Sydney: A new visual system will tweak pilotless aircraft`s ability to navigate even more accurately by imitating how insects do it.
"UAVs (pilotless aircraft) are used in crop dusting, bushfire monitoring, tracking algal blooms or crop growth and infrastructure inspection as well as defence roles," says Richard Moore, researcher at the Vision Centre and the Queensland Brain Institute.
"Some of these tasks require the aircraft to fly close to the ground and amongst obstacles, so it is crucial that the aircraft knows its heading direction and roll and pitch angles accurately," adds Moore, according to a Queensland institute statement.
But all of them suffer from problems such as noise-induced drift, and can be adversely affected by the motions of the aircraft or materials in the environment surrounding the sensors, he explains.
"This means that UAVs can`t perform significant manoeuvres without losing their sense of direction for a while," Moore points out.
Accordingly, researchers have designed a vision-based system that provides aircraft with the same advantage that insects have - a fixed image of the sky and the horizon.
"If you watch a flying insect, you will see that their heads are upright when they turn their bodies," Moore says. "Keeping their heads still allows them to have a stabilised image of the horizon and the sky which is crucial in determining their heading."
"With the new system, we only have to tell the aircraft that it`s in the upright position when it starts flying.
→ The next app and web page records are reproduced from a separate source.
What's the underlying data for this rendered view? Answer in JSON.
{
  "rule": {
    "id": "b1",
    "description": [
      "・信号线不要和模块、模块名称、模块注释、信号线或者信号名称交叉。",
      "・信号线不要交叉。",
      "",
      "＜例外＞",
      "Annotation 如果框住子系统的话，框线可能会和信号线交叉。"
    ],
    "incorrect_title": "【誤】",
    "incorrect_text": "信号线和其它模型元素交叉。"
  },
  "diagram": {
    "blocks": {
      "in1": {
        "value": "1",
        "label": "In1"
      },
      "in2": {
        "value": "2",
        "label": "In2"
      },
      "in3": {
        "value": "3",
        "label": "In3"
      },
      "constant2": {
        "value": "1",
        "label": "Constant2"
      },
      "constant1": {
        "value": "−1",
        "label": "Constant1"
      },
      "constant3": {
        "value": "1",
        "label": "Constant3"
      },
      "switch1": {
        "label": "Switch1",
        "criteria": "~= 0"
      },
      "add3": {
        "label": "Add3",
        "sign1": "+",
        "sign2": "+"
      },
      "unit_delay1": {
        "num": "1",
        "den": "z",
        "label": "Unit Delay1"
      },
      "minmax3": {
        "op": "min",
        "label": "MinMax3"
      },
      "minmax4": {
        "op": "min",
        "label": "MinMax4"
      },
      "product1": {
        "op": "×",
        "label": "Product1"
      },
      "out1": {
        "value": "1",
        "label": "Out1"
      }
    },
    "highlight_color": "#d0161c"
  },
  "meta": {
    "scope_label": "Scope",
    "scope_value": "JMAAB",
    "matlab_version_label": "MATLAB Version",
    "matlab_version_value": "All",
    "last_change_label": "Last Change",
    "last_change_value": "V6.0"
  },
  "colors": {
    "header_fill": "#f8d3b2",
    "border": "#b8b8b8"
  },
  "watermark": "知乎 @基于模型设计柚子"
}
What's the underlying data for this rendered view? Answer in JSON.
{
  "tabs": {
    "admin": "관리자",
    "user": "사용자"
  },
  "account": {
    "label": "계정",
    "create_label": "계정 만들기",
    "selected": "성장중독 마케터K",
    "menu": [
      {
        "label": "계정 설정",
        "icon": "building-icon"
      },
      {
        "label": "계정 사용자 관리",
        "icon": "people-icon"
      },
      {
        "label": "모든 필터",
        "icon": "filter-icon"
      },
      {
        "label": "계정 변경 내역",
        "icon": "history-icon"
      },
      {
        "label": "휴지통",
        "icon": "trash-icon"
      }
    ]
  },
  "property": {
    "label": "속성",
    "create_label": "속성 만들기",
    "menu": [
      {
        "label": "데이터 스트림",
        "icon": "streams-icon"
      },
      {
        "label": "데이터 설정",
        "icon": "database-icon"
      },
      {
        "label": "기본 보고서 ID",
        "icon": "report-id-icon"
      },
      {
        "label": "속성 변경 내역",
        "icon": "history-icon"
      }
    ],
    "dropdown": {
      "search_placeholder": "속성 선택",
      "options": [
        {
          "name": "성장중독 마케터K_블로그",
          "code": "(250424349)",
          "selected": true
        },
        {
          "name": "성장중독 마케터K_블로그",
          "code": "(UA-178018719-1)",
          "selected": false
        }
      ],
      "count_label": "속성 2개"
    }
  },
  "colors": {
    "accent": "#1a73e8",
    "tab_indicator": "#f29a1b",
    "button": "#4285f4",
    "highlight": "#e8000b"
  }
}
It will then use that as a starting point to work out which is sky and which is ground, and train itself to recognise the differences.
"The ability to estimate the precise roll and pitch angles and the heading direction instantaneously is crucial for UAVs, as small errors can lead to misalignments and crashes," he adds.